Stoke-on-Trent North MP Joan Walley said it was the "last straw" from one of the so-called "Big Six" energy companies.
Ms Walley's fears were echoed by her Labour colleague Tom Blenkinsop, who has constituents that could also be affected by the cuts.
Energy Secretary Ed Davey admitted it was a "very worrying announcement".
The chief executive of npower said its restructuring proposals aim to deliver a more "efficient, flexible and improved customer experience".
Paul Massara said in statement:
I understand that these changes would be incredibly hard for some of our employees and we’ll be doing everything we can to support them over the next few months.
This restructure is necessary if we are to deliver the levels of service our customers deserve.
We would have the flexibility to keep call waiting times down during busy periods, and continue to keep costs down so we can keep bills down.
Energy giant npower, owned by German company RWE, said its customers would continue to be served on the phone by people based in UK call centres under its restructuring proposals.
However, back-office functions would be outsourced to India, npower said in a statement.
Energy company npower has confirmed it is planning 1,460 redundancies in the UK as part of restructuring plans.
Under the proposals, the main impacts regionally would be:
- npower's offices in Stoke on Trent would close, affecting 550 employees
- One of three offices in Oldbury would close and around 400 face redundancy
- Around 430 employees face redundancy at Rainton Bridge, Sunderland
- Approximately 80 employees at npower's site in Leeds face redundancy
- npower's site in Thornaby would close, but all roles would be relocated to Rainton
- Although there would be no redundancies at the Peterlee offices, several teams will be moved between the Rainton and Peterlee offices
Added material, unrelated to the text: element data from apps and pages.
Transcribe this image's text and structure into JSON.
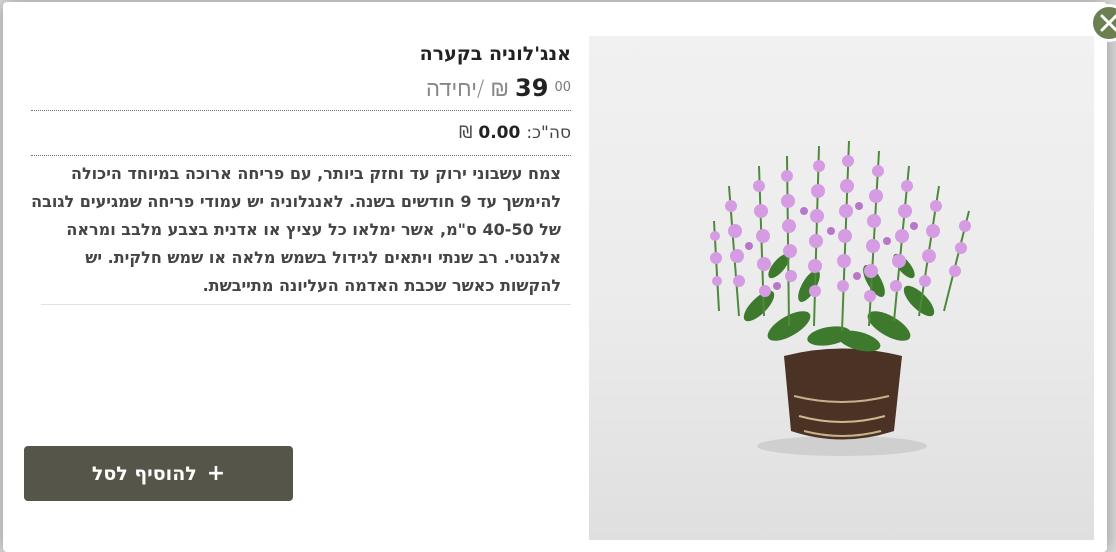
{
  "product": {
    "title": "אנג'לוניה בקערה",
    "price_int": "39",
    "price_dec": "00",
    "currency": "₪",
    "unit": "/יחידה",
    "total_label": "סה\"כ:",
    "total_value": "0.00",
    "total_currency": "₪",
    "description": "צמח עשבוני ירוק עד וחזק ביותר, עם פריחה ארוכה במיוחד היכולה להימשך עד 9 חודשים בשנה. לאנגלוניה יש עמודי פריחה שמגיעים לגובה של 40-50 ס\"מ, אשר ימלאו כל עציץ או אדנית בצבע מלבב ומראה אלגנטי. רב שנתי ויתאים לגידול בשמש מלאה או שמש חלקית. יש להקשות כאשר שכבת האדמה העליונה מתייבשת."
  },
  "actions": {
    "add_to_cart": "להוסיף לסל",
    "add_icon": "plus-icon",
    "close_icon": "close-icon"
  },
  "colors": {
    "button_bg": "#565549",
    "close_bg": "#6b7f50",
    "flower": "#d59be3"
  }
}
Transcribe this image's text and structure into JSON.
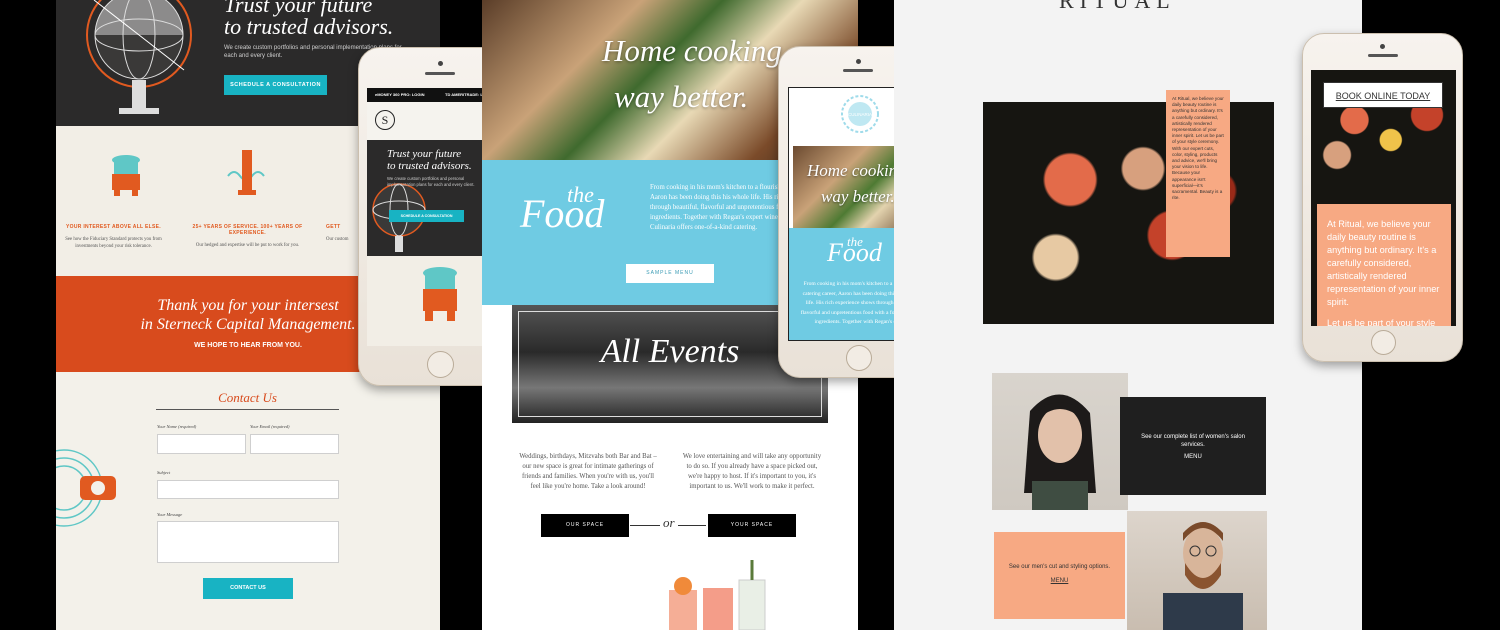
{
  "panel1": {
    "hero_title_line1": "Trust your future",
    "hero_title_line2": "to trusted advisors.",
    "hero_subtitle": "We create custom portfolios and personal implementation plans for each and every client.",
    "cta_label": "SCHEDULE A CONSULTATION",
    "features": [
      {
        "heading": "YOUR INTEREST ABOVE ALL ELSE.",
        "body": "See how the Fiduciary Standard protects you from investments beyond your risk tolerance."
      },
      {
        "heading": "25+ YEARS OF SERVICE. 100+ YEARS OF EXPERIENCE.",
        "body": "Our hedged and expertise will be put to work for you."
      },
      {
        "heading": "GETT",
        "body": "Our custom"
      }
    ],
    "thanks_line1": "Thank you for your intersest",
    "thanks_line2": "in Sterneck Capital Management.",
    "thanks_sub": "WE HOPE TO HEAR FROM YOU.",
    "contact_title": "Contact Us",
    "form": {
      "name_label": "Your Name (required)",
      "email_label": "Your Email (required)",
      "subject_label": "Subject",
      "message_label": "Your Message",
      "submit_label": "CONTACT US"
    }
  },
  "phone1": {
    "nav_left": "eMONEY 360 PRO: LOGIN",
    "nav_right": "TD AMERITRADE: LOGIN",
    "logo_letter": "S",
    "hero_line1": "Trust your future",
    "hero_line2": "to trusted advisors.",
    "hero_sub": "We create custom portfolios and personal implementation plans for each and every client.",
    "cta_label": "SCHEDULE A CONSULTATION"
  },
  "panel2": {
    "hero_line1": "Home cooking,",
    "hero_line2": "way better.",
    "the": "the",
    "food": "Food",
    "food_body": "From cooking in his mom's kitchen to a flourishing catering career, Aaron has been doing this his whole life. His rich experience shows through beautiful, flavorful and unpretentious food with a focus on local ingredients. Together with Regan's expert wine and cocktail service, Culinaria offers one-of-a-kind catering.",
    "menu_btn": "SAMPLE MENU",
    "events_title": "All Events",
    "col_left": "Weddings, birthdays, Mitzvahs both Bar and Bat – our new space is great for intimate gatherings of friends and families. When you're with us, you'll feel like you're home. Take a look around!",
    "col_right": "We love entertaining and will take any opportunity to do so. If you already have a space picked out, we're happy to host. If it's important to you, it's important to us. We'll work to make it perfect.",
    "btn_left": "OUR SPACE",
    "or": "or",
    "btn_right": "YOUR SPACE"
  },
  "phone2": {
    "logo_text": "CULINARIA",
    "hero_line1": "Home cooking,",
    "hero_line2": "way better.",
    "the": "the",
    "food": "Food",
    "body": "From cooking in his mom's kitchen to a flourishing catering career, Aaron has been doing this his whole life. His rich experience shows through beautiful, flavorful and unpretentious food with a focus on local ingredients. Together with Regan's expert"
  },
  "panel3": {
    "logo": "RITUAL",
    "callout": "At Ritual, we believe your daily beauty routine is anything but ordinary. It's a carefully considered, artistically rendered representation of your inner spirit. Let us be part of your style ceremony. With our expert cuts, color, styling, products and advice, we'll bring your vision to life. Because your appearance isn't superficial—it's sacramental. Beauty is a rite.",
    "women_text": "See our complete list of women's salon services.",
    "women_link": "MENU",
    "men_text": "See our men's cut and styling options.",
    "men_link": "MENU"
  },
  "phone3": {
    "book_btn": "BOOK ONLINE TODAY",
    "body1": "At Ritual, we believe your daily beauty routine is anything but ordinary. It's a carefully considered, artistically rendered representation of your inner spirit.",
    "body2": "Let us be part of your style ceremony. With our expert cuts, color, styling, products"
  },
  "colors": {
    "teal": "#18b3c3",
    "orange": "#d84b1d",
    "sky": "#6fcbe3",
    "peach": "#f7a983"
  }
}
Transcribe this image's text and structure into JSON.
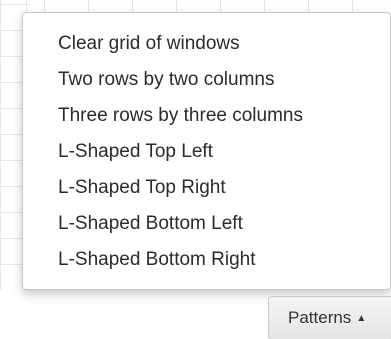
{
  "menu": {
    "items": [
      {
        "label": "Clear grid of windows"
      },
      {
        "label": "Two rows by two columns"
      },
      {
        "label": "Three rows by three columns"
      },
      {
        "label": "L-Shaped Top Left"
      },
      {
        "label": "L-Shaped Top Right"
      },
      {
        "label": "L-Shaped Bottom Left"
      },
      {
        "label": "L-Shaped Bottom Right"
      }
    ]
  },
  "patterns_button": {
    "label": "Patterns",
    "icon": "caret-up-icon"
  },
  "colors": {
    "text": "#2b2b2b",
    "grid": "#dfe6ef",
    "border": "#c9c9c9"
  }
}
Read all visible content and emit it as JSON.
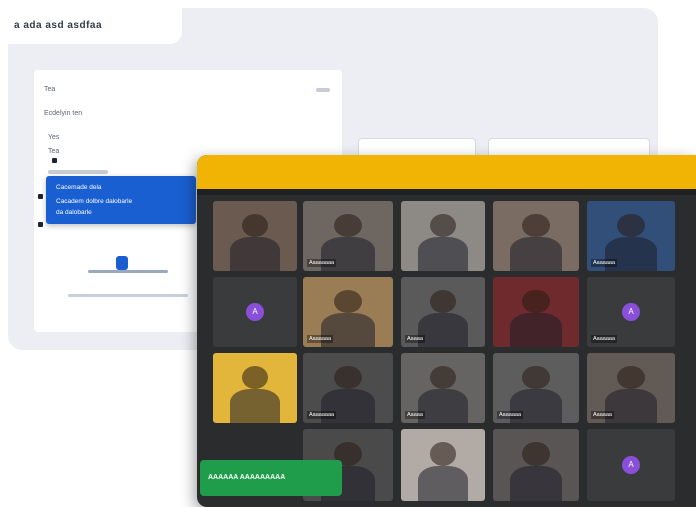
{
  "background_app": {
    "window_title": "a ada asd asdfaa",
    "panel_lines": [
      "Tea",
      "Ecdelyin ten",
      "Yes",
      "Tea"
    ],
    "context_menu": {
      "items": [
        "Cacemade dela",
        "Cacadem dolbre dalobarle",
        "da dalobarle"
      ]
    }
  },
  "meeting": {
    "participants": [
      {
        "name": "",
        "tone": "#6b5a4f"
      },
      {
        "name": "Aaaaaaaa",
        "tone": "#6e6660"
      },
      {
        "name": "",
        "tone": "#8d8a86"
      },
      {
        "name": "",
        "tone": "#7a6c63"
      },
      {
        "name": "Aaaaaaa",
        "tone": "#324f7a"
      },
      {
        "name": "",
        "tone": "#3a3b3d",
        "avatar": true,
        "initial": "A"
      },
      {
        "name": "Aaaaaaa",
        "tone": "#9a7c55"
      },
      {
        "name": "Aaaaa",
        "tone": "#5a5a5a"
      },
      {
        "name": "",
        "tone": "#6e2a2c"
      },
      {
        "name": "Aaaaaaa",
        "tone": "#3a3b3d",
        "avatar": true,
        "initial": "A"
      },
      {
        "name": "",
        "tone": "#e1b63a"
      },
      {
        "name": "Aaaaaaaa",
        "tone": "#4c4c4c"
      },
      {
        "name": "Aaaaa",
        "tone": "#666463"
      },
      {
        "name": "Aaaaaaa",
        "tone": "#5d5d5d"
      },
      {
        "name": "Aaaaaa",
        "tone": "#625a55"
      },
      {
        "name": "",
        "tone": "#4a4a4a"
      },
      {
        "name": "",
        "tone": "#b2aba5"
      },
      {
        "name": "",
        "tone": "#5a5555"
      },
      {
        "name": "",
        "tone": "#3a3b3d",
        "avatar": true,
        "initial": "A"
      }
    ],
    "share_banner": "AAAAAA AAAAAAAAA"
  },
  "colors": {
    "meeting_bar": "#f2b404",
    "context_menu": "#1a5fd1",
    "share_banner": "#1f9d4a"
  }
}
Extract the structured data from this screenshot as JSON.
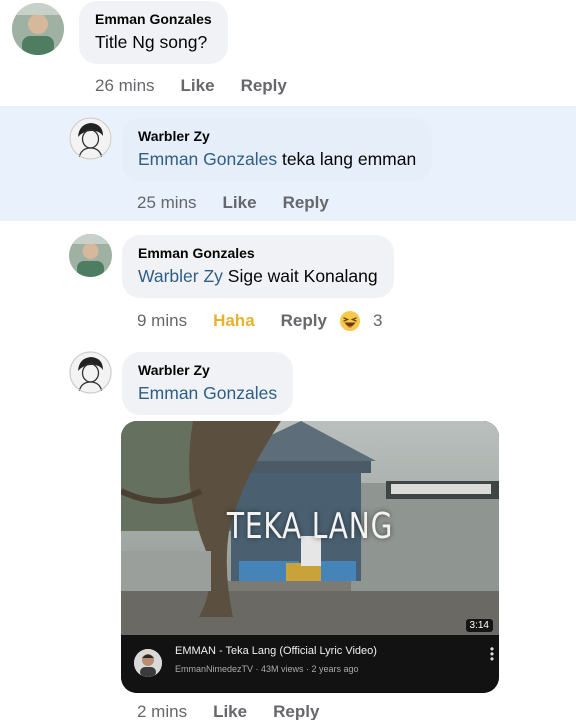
{
  "comments": [
    {
      "author": "Emman Gonzales",
      "mention": "",
      "text": "Title Ng song?",
      "time": "26 mins",
      "like": "Like",
      "reply": "Reply"
    },
    {
      "author": "Warbler Zy",
      "mention": "Emman Gonzales",
      "text": " teka lang emman",
      "time": "25 mins",
      "like": "Like",
      "reply": "Reply"
    },
    {
      "author": "Emman Gonzales",
      "mention": "Warbler Zy",
      "text": " Sige wait Konalang",
      "time": "9 mins",
      "reaction": "Haha",
      "reply": "Reply",
      "reaction_icon": "haha-emoji-icon",
      "reaction_count": "3"
    },
    {
      "author": "Warbler Zy",
      "mention": "Emman Gonzales",
      "text": "",
      "time": "2 mins",
      "like": "Like",
      "reply": "Reply"
    }
  ],
  "video": {
    "overlay_title": "TEKA LANG",
    "duration": "3:14",
    "title": "EMMAN - Teka Lang (Official Lyric Video)",
    "subtitle": "EmmanNimedezTV · 43M views · 2 years ago"
  },
  "colors": {
    "highlight": "#e8f1fc",
    "mention": "#2f5f86",
    "haha": "#e7b22e",
    "meta": "#65676b",
    "bubble": "#f0f2f5"
  }
}
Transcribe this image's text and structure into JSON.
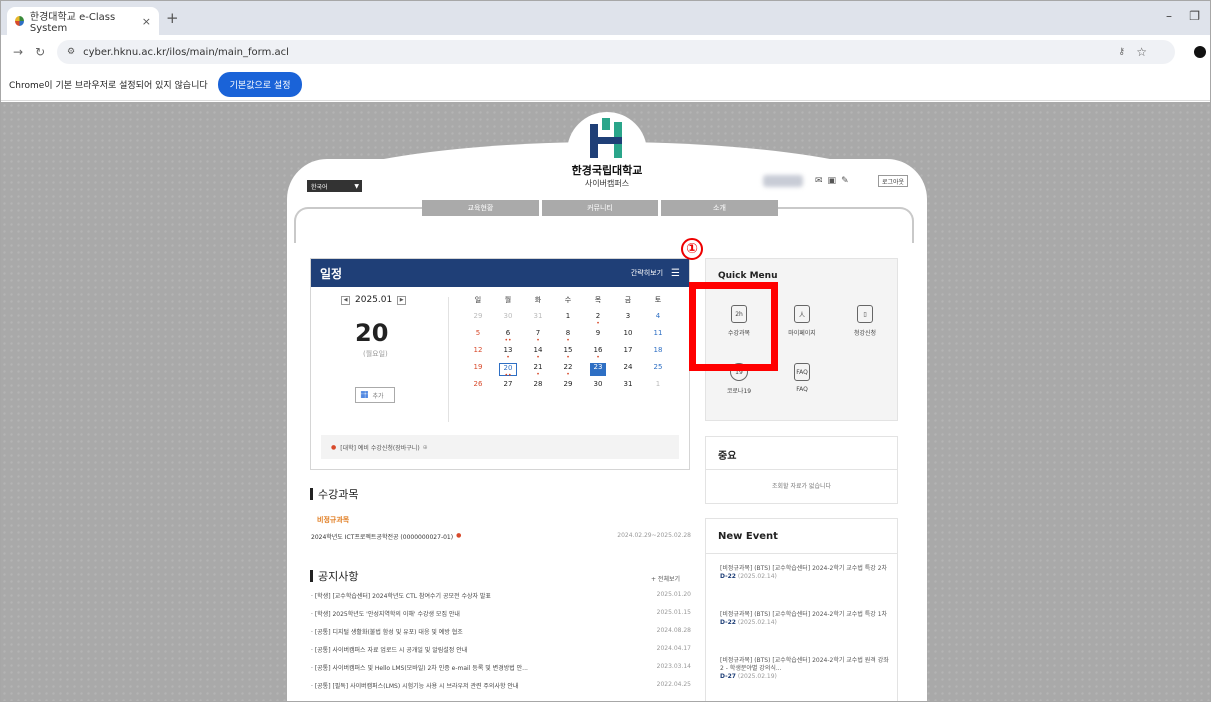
{
  "browser": {
    "tab_title": "한경대학교 e-Class System",
    "tab_close": "×",
    "new_tab": "+",
    "minimize": "–",
    "restore": "❐",
    "url": "cyber.hknu.ac.kr/ilos/main/main_form.acl",
    "infobar_message": "Chrome이 기본 브라우저로 설정되어 있지 않습니다",
    "infobar_button": "기본값으로 설정"
  },
  "site": {
    "title": "한경국립대학교",
    "subtitle": "사이버캠퍼스",
    "language": "한국어",
    "logout": "로그아웃",
    "menu": [
      "교육현황",
      "커뮤니티",
      "소개"
    ]
  },
  "schedule": {
    "title": "일정",
    "brief_view": "간략히보기",
    "month": "2025.01",
    "day": "20",
    "weekday": "(월요일)",
    "add_label": "추가",
    "weekdays": [
      "일",
      "월",
      "화",
      "수",
      "목",
      "금",
      "토"
    ],
    "weeks": [
      [
        "29",
        "30",
        "31",
        "1",
        "2",
        "3",
        "4"
      ],
      [
        "5",
        "6",
        "7",
        "8",
        "9",
        "10",
        "11"
      ],
      [
        "12",
        "13",
        "14",
        "15",
        "16",
        "17",
        "18"
      ],
      [
        "19",
        "20",
        "21",
        "22",
        "23",
        "24",
        "25"
      ],
      [
        "26",
        "27",
        "28",
        "29",
        "30",
        "31",
        "1"
      ]
    ],
    "event_text": "[대학] 예비 수강신청(장바구니)"
  },
  "quick_menu": {
    "title": "Quick Menu",
    "items": [
      {
        "label": "수강과목",
        "icon": "course-icon",
        "glyph": "2h"
      },
      {
        "label": "마이페이지",
        "icon": "mypage-icon",
        "glyph": "人"
      },
      {
        "label": "청강신청",
        "icon": "audit-icon",
        "glyph": "▯"
      },
      {
        "label": "코로나19",
        "icon": "covid-icon",
        "glyph": "19"
      },
      {
        "label": "FAQ",
        "icon": "faq-icon",
        "glyph": "FAQ"
      }
    ],
    "annotation": "①"
  },
  "important": {
    "title": "중요",
    "empty": "조회할 자료가 없습니다"
  },
  "new_event": {
    "title": "New Event",
    "events": [
      {
        "title": "[비정규과목] (BTS) [교수학습센터] 2024-2학기 교수법 특강 2차",
        "dday": "D-22",
        "date": "(2025.02.14)"
      },
      {
        "title": "[비정규과목] (BTS) [교수학습센터] 2024-2학기 교수법 특강 1차",
        "dday": "D-22",
        "date": "(2025.02.14)"
      },
      {
        "title": "[비정규과목] (BTS) [교수학습센터] 2024-2학기 교수법 원격 강좌 2 - 학생분야별 강의식...",
        "dday": "D-27",
        "date": "(2025.02.19)"
      }
    ]
  },
  "courses": {
    "title": "수강과목",
    "irregular_label": "비정규과목",
    "course_name": "2024학년도 ICT프로젝트공학전공 (0000000027-01)",
    "course_range": "2024.02.29~2025.02.28"
  },
  "notices": {
    "title": "공지사항",
    "more": "+ 전체보기",
    "items": [
      {
        "text": "· [학생] [교수학습센터] 2024학년도 CTL 참여수기 공모전 수상자 발표",
        "date": "2025.01.20"
      },
      {
        "text": "· [학생] 2025학년도 '안성지역학의 이해' 수강생 모집 안내",
        "date": "2025.01.15"
      },
      {
        "text": "· [공통] 디지털 생활화(불법 함성 및 유포) 대응 및 예방 협조",
        "date": "2024.08.28"
      },
      {
        "text": "· [공통] 사이버캠퍼스 자료 업로드 시 공개일 및 알림설정 안내",
        "date": "2024.04.17"
      },
      {
        "text": "· [공통] 사이버캠퍼스 및 Hello LMS(모바일) 2차 인증 e-mail 등록 및 변경방법 안...",
        "date": "2023.03.14"
      },
      {
        "text": "· [공통] [필독] 사이버캠퍼스(LMS) 시험기능 사용 시 브라우저 관련 주의사항 안내",
        "date": "2022.04.25"
      }
    ]
  }
}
The firm said around 540 existing staff will be transferred to retail outsourcer Capita "to allow customers to benefit from the expertise of npower's existing employees".